In my experience, the best solution to isolation is reaching out. Check in regularly with your committee members either by phone or video call. Build a wide support network of both mentors and peers. Participate in “Zoom happy hours” with your grad student peers (or organize one yourself if none exist). Is there a professor you met at a conference last year and have been meaning to email? An old friend with whom you’d like to catch up? Now’s a good time.
Stress and Frustration
Graduate school has a reputation for generating stress. As you write your dissertation, you may work with archives that have limited opening hours, send countless emails into the void trying to prompt a response from your absentee adviser, struggle to balance teaching with research and writing, suddenly need to learn a new language or skill, or simply feel a sense of despair in the face of looming deadlines

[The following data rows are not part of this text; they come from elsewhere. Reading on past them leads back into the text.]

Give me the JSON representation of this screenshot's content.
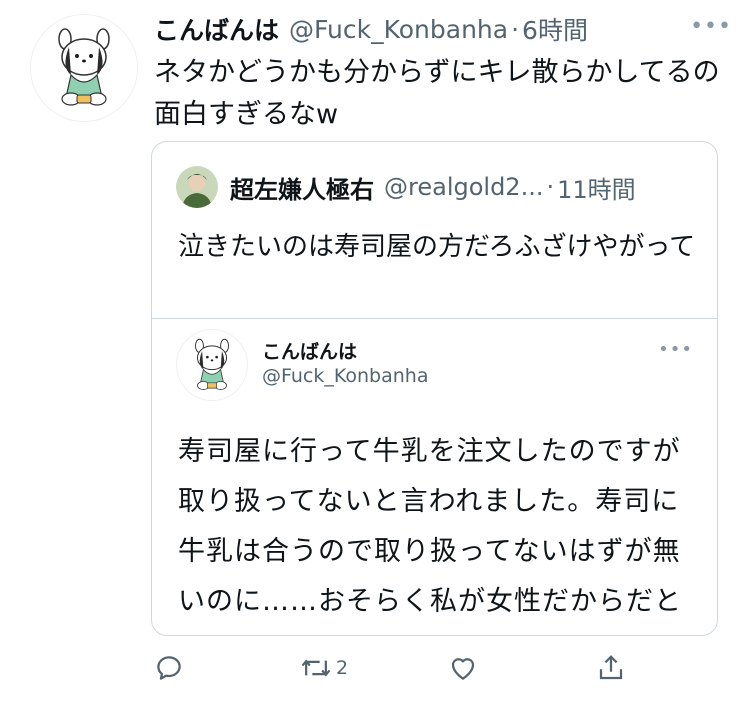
{
  "tweet": {
    "display_name": "こんばんは",
    "handle": "@Fuck_Konbanha",
    "separator": "·",
    "time": "6時間",
    "more_icon": "more-icon",
    "text": "ネタかどうかも分からずにキレ散らかしてるの面白すぎるなw"
  },
  "quote": {
    "display_name": "超左嫌人極右",
    "handle": "@realgold2...",
    "separator": "·",
    "time": "11時間",
    "text": "泣きたいのは寿司屋の方だろふざけやがって",
    "embedded": {
      "display_name": "こんばんは",
      "handle": "@Fuck_Konbanha",
      "text": "寿司屋に行って牛乳を注文したのですが取り扱ってないと言われました。寿司に牛乳は合うので取り扱ってないはずが無いのに……おそらく私が女性だからだと思いま"
    }
  },
  "actions": {
    "reply_icon": "reply-icon",
    "retweet_icon": "retweet-icon",
    "retweet_count": "2",
    "like_icon": "heart-icon",
    "share_icon": "share-icon"
  },
  "colors": {
    "text": "#0f1419",
    "secondary": "#536471",
    "border": "#cfd9de",
    "quote_avatar_green": "#4a6a3a"
  }
}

There is no one-size-fits-all solution to the array of stressors and frustrations that arise during the dissertating process. Again, cultivating a broad support network can help you through the inevitable hard times. Ask for advice on navigating that confusing archive or untangling a complicated chapter.
Many students find it helpful to try meditation or DBT techniques, maintain healthy sleep and exercise habits, and learn other wellness skills; the Happiness Lab podcast, for instance, is dedicated to explaining up-to-date scientific research on happiness, with the practical goal of living a happier life.

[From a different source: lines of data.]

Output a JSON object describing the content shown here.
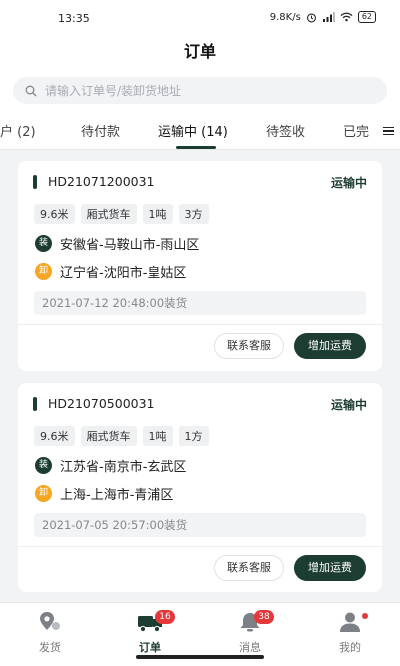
{
  "status_bar": {
    "time": "13:35",
    "speed": "9.8K/s",
    "battery": "62"
  },
  "header": {
    "title": "订单"
  },
  "search": {
    "placeholder": "请输入订单号/装卸货地址"
  },
  "tabs": [
    {
      "label": "户 (2)"
    },
    {
      "label": "待付款"
    },
    {
      "label": "运输中 (14)",
      "active": true
    },
    {
      "label": "待签收"
    },
    {
      "label": "已完"
    }
  ],
  "orders": [
    {
      "order_no": "HD21071200031",
      "status": "运输中",
      "tags": [
        "9.6米",
        "厢式货车",
        "1吨",
        "3方"
      ],
      "load_badge": "装",
      "load_address": "安徽省-马鞍山市-雨山区",
      "unload_badge": "卸",
      "unload_address": "辽宁省-沈阳市-皇姑区",
      "load_time": "2021-07-12 20:48:00装货",
      "contact_label": "联系客服",
      "add_fee_label": "增加运费"
    },
    {
      "order_no": "HD21070500031",
      "status": "运输中",
      "tags": [
        "9.6米",
        "厢式货车",
        "1吨",
        "1方"
      ],
      "load_badge": "装",
      "load_address": "江苏省-南京市-玄武区",
      "unload_badge": "卸",
      "unload_address": "上海-上海市-青浦区",
      "load_time": "2021-07-05 20:57:00装货",
      "contact_label": "联系客服",
      "add_fee_label": "增加运费"
    }
  ],
  "bottom_nav": [
    {
      "label": "发货",
      "icon": "location-pin-icon"
    },
    {
      "label": "订单",
      "icon": "truck-icon",
      "badge": "16",
      "active": true
    },
    {
      "label": "消息",
      "icon": "bell-icon",
      "badge": "38"
    },
    {
      "label": "我的",
      "icon": "user-icon",
      "dot": true
    }
  ],
  "colors": {
    "accent": "#1d3d33",
    "badge_red": "#e5383b",
    "unload_orange": "#f5a623"
  }
}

If you are really struggling during graduate school, make an appointment with a trained mental health professional. University health services should be able to assist you in finding an appropriate therapist.
Should you split that huge dissertation chapter into three separate chapters? Should you submit an article to Specialist Journal X or Prestigious Journal Y? How do you know when you’re ready to defend? Writing a dissertation involves a series of choices; it’s a long and winding road full of forks, and each choice you make just leads to more choices.
Graduate students often enjoy considerable independence when it comes to choosing a topic, shaping their research trajectory, and making career decisions. But that independence is daunting. How do you know you’re making the right decision? Is there even a “right” decision?
The short answer is: Yes and no. There is no one path that is the best, and there’s no way to know ahead of time how everything will turn out. But there are ways to strategize for success and make decisions that lead to outcomes you want.
Discipline and Determination
When you’re early in the dissertation process—and quite possibly wondering what on earth you want to spend the next several years researching—it’s all too easy to lose motivation. Mid-dissertation, as you encounter obstacles and frustrations, motivation might continue to be elusive. Motivation, after all, is fickle; discipline, however, keeps you moving forward even if you don’t really feel like it.
No dissertation gets written without, well, writing. So make a plan to get that writing done. Put it on your calendar, make it official, and ask your friends to hold you accountable. Whether you manage 1000 words per day or 100, every word counts. Sometimes you’ll spend your designated writing time staring at a blank page, glaring at that one ugly sentence, or wondering where to fit in a particular section. That’s okay. The process of writing is also a process of thinking. As you outline, write, edit, reorganize, delete, and rewrite, you figure out what you truly want to say.
And once you’ve experienced a flash of inspiration, you naturally want to see your big idea through to completion. Figuring out what truly interests you about your field leads to a sense of determination. That combination of discipline and determination will get your dissertation done.